Al Gore flying in for global warming film debut
As Chief Executive Donald Tsang Yam-kuen appeals to the public to help restore blue skies, former US vice-president Al Gore will arrive in the city next month on a related crusade - global warming.
Mr Gore will attend Hong Kong's first screening of the documentary An Inconvenient Truth on September 12 and is expected to meet green groups during his two-day visit.
Controversially defeated in the US presidential election in 2000, Mr Gore was involved in the Earth Summit of 1992 and in negotiating the Kyoto Protocol on greenhouse gas emissions in 1997.
But the United States withdrew from Kyoto in 2001 and since then Mr Gore has campaigned in America for action against global warming.
The film, released with Mr Gore's book of the same title, was promoted as 'the most terrifying movie of the summer'. It aims to reveal the 'truth' about global warming.
In one episode, it highlights the potential devastating impact of the meltdown of the 2,000-metre-thick Greenland ice sheet. The rising sea level could drown Beijing and Shanghai, resulting in at least 50 million 'ecological refugees'.
Mr Gore argues in the film that global warming is not just a scientific or political issue but a moral one that everyone has a responsibility to do something about.
The documentary, directed by Davis Guggenheim, has been well received by US audiences.
Friends of the Earth environmental affairs manager Hahn Chu Hon-keung said it should not be compared to the environmental apocalypse movie The Day After Tomorrow, which he said was 'too commercial and emotionally charged'.
Mr Gore's movie 'can touch people's hearts with facts', said Mr Chu, who watched a preview recently.
He said that his group had written to Mr Gore, asking him for advice on dealing with the city's air pollution.
'We told him that Hong Kong people, like the Americans, are wasting energy. Our greenhouse emissions per capita are about twice the global average. We hope he can share with us his insights on addressing atmospheric pollution before the chief executive releases his policy address.'
Mr Chu said the group also wanted to invite Mr Gore to visit some of Hong Kong's air pollution black spots.
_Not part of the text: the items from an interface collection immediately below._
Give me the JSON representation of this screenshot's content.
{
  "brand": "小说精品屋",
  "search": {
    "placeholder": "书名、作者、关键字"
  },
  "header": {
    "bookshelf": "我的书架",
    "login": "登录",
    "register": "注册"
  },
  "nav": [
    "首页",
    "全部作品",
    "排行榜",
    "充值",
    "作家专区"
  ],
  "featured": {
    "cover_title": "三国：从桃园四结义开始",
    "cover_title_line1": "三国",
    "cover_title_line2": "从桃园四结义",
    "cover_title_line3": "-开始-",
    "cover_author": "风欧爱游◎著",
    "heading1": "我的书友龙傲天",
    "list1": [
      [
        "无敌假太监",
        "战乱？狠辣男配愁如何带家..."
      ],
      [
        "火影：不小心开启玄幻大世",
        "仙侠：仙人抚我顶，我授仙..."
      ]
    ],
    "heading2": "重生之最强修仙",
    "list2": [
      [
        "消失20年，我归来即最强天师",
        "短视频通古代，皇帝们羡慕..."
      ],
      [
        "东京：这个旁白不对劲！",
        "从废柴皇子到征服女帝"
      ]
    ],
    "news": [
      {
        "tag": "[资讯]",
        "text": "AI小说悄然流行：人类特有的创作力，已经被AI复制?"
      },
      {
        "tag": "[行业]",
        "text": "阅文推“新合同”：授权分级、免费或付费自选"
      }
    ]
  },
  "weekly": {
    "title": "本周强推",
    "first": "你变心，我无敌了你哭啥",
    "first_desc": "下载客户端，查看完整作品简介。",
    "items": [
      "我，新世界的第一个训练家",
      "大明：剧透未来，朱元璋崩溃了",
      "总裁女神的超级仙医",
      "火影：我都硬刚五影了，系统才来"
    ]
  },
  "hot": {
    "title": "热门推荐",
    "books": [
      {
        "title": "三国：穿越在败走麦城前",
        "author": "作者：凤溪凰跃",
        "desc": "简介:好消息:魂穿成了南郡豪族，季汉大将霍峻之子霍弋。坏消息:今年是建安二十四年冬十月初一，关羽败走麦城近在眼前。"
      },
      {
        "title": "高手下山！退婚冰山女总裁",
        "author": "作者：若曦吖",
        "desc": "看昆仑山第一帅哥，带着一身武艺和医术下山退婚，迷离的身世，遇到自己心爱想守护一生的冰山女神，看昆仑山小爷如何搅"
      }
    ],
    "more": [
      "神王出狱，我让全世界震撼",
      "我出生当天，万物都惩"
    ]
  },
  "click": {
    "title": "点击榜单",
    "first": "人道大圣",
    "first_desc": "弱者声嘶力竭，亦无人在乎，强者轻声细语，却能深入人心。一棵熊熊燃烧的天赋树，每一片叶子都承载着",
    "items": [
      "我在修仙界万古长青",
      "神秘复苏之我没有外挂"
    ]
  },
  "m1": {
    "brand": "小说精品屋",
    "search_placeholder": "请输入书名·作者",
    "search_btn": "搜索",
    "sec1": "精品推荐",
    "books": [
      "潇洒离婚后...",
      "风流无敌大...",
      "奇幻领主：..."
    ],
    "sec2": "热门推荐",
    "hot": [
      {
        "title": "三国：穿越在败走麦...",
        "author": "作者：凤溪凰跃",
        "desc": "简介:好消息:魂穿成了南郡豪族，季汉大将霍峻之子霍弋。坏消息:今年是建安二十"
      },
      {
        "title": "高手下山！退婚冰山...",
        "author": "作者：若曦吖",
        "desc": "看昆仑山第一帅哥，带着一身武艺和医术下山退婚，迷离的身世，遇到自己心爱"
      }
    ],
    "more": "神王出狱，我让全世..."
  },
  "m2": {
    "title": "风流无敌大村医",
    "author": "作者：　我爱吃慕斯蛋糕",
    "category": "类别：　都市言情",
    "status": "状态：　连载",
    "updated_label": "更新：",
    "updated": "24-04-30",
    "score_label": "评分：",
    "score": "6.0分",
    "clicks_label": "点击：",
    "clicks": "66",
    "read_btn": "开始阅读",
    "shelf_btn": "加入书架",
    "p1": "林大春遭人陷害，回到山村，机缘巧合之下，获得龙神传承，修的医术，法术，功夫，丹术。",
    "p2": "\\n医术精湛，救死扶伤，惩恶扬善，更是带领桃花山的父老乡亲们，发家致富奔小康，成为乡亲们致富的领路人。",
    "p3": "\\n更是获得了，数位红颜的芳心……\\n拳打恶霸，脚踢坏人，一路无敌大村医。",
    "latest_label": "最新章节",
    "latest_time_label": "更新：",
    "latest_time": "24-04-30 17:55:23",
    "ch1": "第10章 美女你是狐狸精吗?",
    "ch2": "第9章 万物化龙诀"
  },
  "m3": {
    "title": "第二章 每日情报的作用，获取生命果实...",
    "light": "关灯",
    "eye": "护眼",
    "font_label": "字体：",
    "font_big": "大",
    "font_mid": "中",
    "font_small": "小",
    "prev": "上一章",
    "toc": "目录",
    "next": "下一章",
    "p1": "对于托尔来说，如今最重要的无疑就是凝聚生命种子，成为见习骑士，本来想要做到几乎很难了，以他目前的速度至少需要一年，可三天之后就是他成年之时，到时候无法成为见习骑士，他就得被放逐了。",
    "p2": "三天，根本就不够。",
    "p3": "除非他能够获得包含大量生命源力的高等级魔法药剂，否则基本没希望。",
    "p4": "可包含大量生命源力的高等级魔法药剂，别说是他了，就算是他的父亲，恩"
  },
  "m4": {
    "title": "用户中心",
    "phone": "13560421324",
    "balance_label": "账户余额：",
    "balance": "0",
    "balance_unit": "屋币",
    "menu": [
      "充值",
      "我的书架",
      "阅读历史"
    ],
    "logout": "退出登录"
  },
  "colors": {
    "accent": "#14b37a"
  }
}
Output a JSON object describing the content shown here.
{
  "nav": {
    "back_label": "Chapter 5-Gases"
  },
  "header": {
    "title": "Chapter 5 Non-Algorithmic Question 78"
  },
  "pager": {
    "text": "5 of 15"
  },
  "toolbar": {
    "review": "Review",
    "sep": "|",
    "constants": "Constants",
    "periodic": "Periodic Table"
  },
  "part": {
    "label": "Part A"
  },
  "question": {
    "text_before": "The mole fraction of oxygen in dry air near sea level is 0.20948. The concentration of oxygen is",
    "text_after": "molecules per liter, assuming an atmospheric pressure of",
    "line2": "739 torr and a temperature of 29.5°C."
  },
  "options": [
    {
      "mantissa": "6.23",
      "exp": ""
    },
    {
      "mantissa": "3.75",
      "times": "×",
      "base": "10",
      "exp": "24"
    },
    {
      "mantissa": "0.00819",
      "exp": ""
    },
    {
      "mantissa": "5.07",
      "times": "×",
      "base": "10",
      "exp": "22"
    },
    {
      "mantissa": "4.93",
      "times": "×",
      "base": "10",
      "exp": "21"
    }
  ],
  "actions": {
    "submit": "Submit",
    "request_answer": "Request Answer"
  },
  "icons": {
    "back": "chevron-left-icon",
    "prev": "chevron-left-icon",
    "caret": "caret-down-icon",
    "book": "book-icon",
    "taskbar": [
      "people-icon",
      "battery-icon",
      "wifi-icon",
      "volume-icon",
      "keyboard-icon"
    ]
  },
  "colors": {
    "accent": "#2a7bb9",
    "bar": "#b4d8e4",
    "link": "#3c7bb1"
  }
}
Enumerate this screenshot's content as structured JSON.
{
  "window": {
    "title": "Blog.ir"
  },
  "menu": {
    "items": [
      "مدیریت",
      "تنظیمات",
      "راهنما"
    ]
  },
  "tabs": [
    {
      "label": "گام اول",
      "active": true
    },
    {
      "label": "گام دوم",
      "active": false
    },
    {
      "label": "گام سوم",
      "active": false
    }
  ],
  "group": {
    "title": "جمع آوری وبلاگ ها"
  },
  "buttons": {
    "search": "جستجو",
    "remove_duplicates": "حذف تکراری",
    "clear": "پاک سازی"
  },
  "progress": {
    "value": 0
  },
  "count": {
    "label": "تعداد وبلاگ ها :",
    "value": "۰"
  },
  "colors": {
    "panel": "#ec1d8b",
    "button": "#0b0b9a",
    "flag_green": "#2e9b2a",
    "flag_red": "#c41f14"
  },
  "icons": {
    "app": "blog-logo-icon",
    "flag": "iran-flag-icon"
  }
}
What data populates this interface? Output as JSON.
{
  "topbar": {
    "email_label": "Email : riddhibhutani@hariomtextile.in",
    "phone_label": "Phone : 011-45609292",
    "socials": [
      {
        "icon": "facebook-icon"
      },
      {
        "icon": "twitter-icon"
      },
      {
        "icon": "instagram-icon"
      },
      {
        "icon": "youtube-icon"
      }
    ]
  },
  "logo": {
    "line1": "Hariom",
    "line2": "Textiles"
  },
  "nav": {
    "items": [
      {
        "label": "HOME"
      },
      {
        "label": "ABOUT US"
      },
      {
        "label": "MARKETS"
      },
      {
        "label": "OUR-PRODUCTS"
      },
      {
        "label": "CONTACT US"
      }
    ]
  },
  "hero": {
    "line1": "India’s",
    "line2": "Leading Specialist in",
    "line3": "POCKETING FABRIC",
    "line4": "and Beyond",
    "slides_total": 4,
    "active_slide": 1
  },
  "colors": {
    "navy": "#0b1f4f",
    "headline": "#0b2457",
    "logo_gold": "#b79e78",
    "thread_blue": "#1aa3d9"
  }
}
A spokeswoman for Media Advertising, which is in charge of the film's promotion, confirmed that Mr Gore had agreed to come but said details needed to be confirmed.